This is the family meeting agenda that I use with my kids and my home, and I teach to a lot of my clients that improves the general harmony in an environment, the vibe at home. The acronym that I use is FAMILY, F-A-M-I-L-Y. We'll be going through those six letters and what they each mean.

The reason behind family meetings is basically, it's one day of the week. We do ours on Sunday nights. You can do them whenever you want that works for you all. But it's one night a week where we come together, it's sort of a reminder that being on our team, being in our family is cool. We do fun stuff. We hang out together and I've heard from a lot of my clients that have adolescents, that this was one of the techniques or strategies that surprised them that as their kids got older, they thought they wouldn't be into it, but they were into it because the key is you keep it fun, and kids love fun.

Here we go... F is for flattery. You start the meeting off by giving compliments and dishing out to people what they did awesome that week or what you appreciate about them that week, or have they helped a sibling or something like that so they're kind of ... catch them being good, which everyone loves being praised for stuff that they've done well.

A is for agenda this week, so we might go over logistics of pick up and drop off and who's going to be where and who has soccer practice or a birthday party or whatever.

M is matters to decide. That could be anything from something little to who's going to pick you up from soccer on Wednesday to something like 'what are we having for dinner?' or 'what tiles should we put in the bathroom if we're doing a renovation?' or 'where should we go on our next holiday? Should we go camping? Or should we go stay at Nan and Pop's house in somewhere else?'

The point of that is not to communicate that you can make decisions about the next holiday we go on, but more that your opinion matters, that I consult you, I ask you. You're enough. You're lovable. You're important to me, so I want to know what you think, not necessarily going to take it into account. But it's just I demonstrate that you matter and your choices and opinions matter to me.

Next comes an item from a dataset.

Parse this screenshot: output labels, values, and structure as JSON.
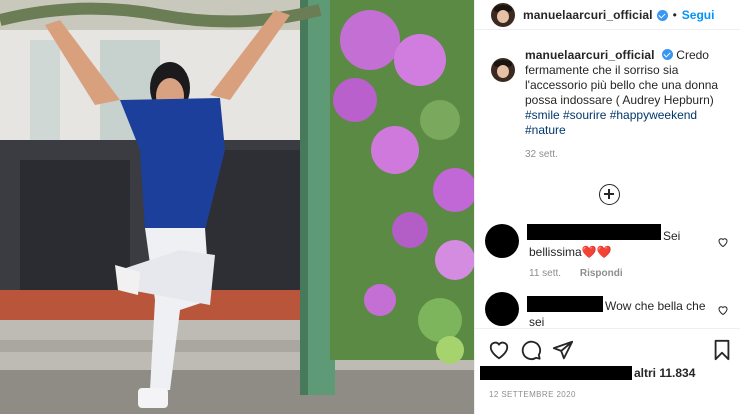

I is issues, so this is the smallest part of the whole thing. Okay, I'm talking like five minutes where we talk about stuff that we could have tweaked that could have improved this week but we don't spend much time here at all.

L is for learn, so that could be where you teach them something, how to make a lasagna, how to say politely, 'no, thank you' when someone offers you green beans at their house for dinner or whatever ... just polite. You can teach them different stuff like that, so those are opportunities for teachable moments.

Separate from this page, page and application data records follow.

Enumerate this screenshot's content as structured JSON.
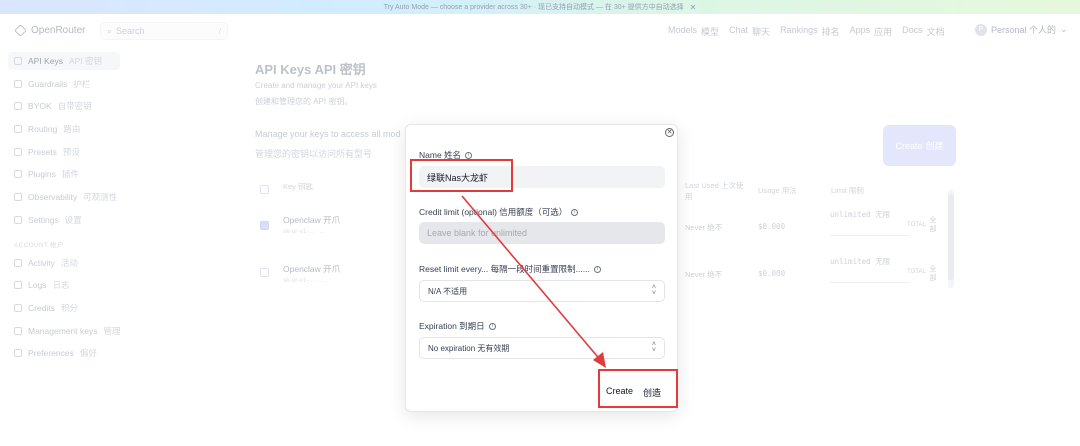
{
  "banner": {
    "text": "Try Auto Mode — choose a provider across 30+ · 现已支持自动模式 — 在 30+ 提供方中自动选择",
    "close": "✕"
  },
  "header": {
    "logo": "OpenRouter",
    "search_placeholder": "Search",
    "search_shortcut": "/",
    "nav": [
      {
        "en": "Models",
        "zh": "模型"
      },
      {
        "en": "Chat",
        "zh": "聊天"
      },
      {
        "en": "Rankings",
        "zh": "排名"
      },
      {
        "en": "Apps",
        "zh": "应用"
      },
      {
        "en": "Docs",
        "zh": "文档"
      }
    ],
    "account": {
      "initial": "P",
      "label": "Personal 个人的",
      "chevron": "⌄"
    }
  },
  "sidebar": {
    "items": [
      {
        "en": "API Keys",
        "zh": "API 密钥"
      },
      {
        "en": "Guardrails",
        "zh": "护栏"
      },
      {
        "en": "BYOK",
        "zh": "自带密钥"
      },
      {
        "en": "Routing",
        "zh": "路由"
      },
      {
        "en": "Presets",
        "zh": "预设"
      },
      {
        "en": "Plugins",
        "zh": "插件"
      },
      {
        "en": "Observability",
        "zh": "可观测性"
      },
      {
        "en": "Settings",
        "zh": "设置"
      }
    ],
    "section": "ACCOUNT 帐户",
    "account_items": [
      {
        "en": "Activity",
        "zh": "活动"
      },
      {
        "en": "Logs",
        "zh": "日志"
      },
      {
        "en": "Credits",
        "zh": "积分"
      },
      {
        "en": "Management keys",
        "zh": "管理"
      },
      {
        "en": "Preferences",
        "zh": "偏好"
      }
    ]
  },
  "main": {
    "title": "API Keys  API 密钥",
    "subtitle_en": "Create and manage your API keys",
    "subtitle_zh": "创建和管理您的 API 密钥。",
    "manage_en": "Manage your keys to access all mod",
    "manage_zh": "管理您的密钥以访问所有型号",
    "create_button": {
      "en": "Create",
      "zh": "创建"
    },
    "columns": {
      "key": "Key 钥匙",
      "last_used": "Last Used 上次使用",
      "usage": "Usage 用法",
      "limit": "Limit 限制"
    },
    "rows": [
      {
        "name": "Openclaw 开爪",
        "hint": "sk-or-v1-... · ...",
        "last_used": "Never 绝不",
        "usage": "$0.000",
        "limit": "unlimited 无限",
        "limit_type": "TOTAL",
        "checked": true
      },
      {
        "name": "Openclaw 开爪",
        "hint": "sk-or-v1-... · ...",
        "last_used": "Never 绝不",
        "usage": "$0.000",
        "limit": "unlimited 无限",
        "limit_type": "TOTAL",
        "checked": false
      }
    ],
    "row_action": "全部"
  },
  "modal": {
    "close": "✕",
    "name_label": "Name  姓名",
    "name_value": "绿联Nas大龙虾",
    "credit_label": "Credit limit (optional)  信用额度（可选）",
    "credit_placeholder": "Leave blank for unlimited",
    "reset_label": "Reset limit every...  每隔一段时间重置限制......",
    "reset_value": "N/A  不适用",
    "expiration_label": "Expiration  到期日",
    "expiration_value": "No expiration  无有效期",
    "create_en": "Create",
    "create_zh": "创造"
  },
  "colors": {
    "accent": "#6366f1",
    "highlight": "#e23b3b"
  }
}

And then, Y is for yes, which is just fun and having fun and playing a game, watching a movie, being silly together. It's a bonding time where you do something fun.

That is my Parenting Play in under three minutes. I hope that was helpful and I'll see you next time!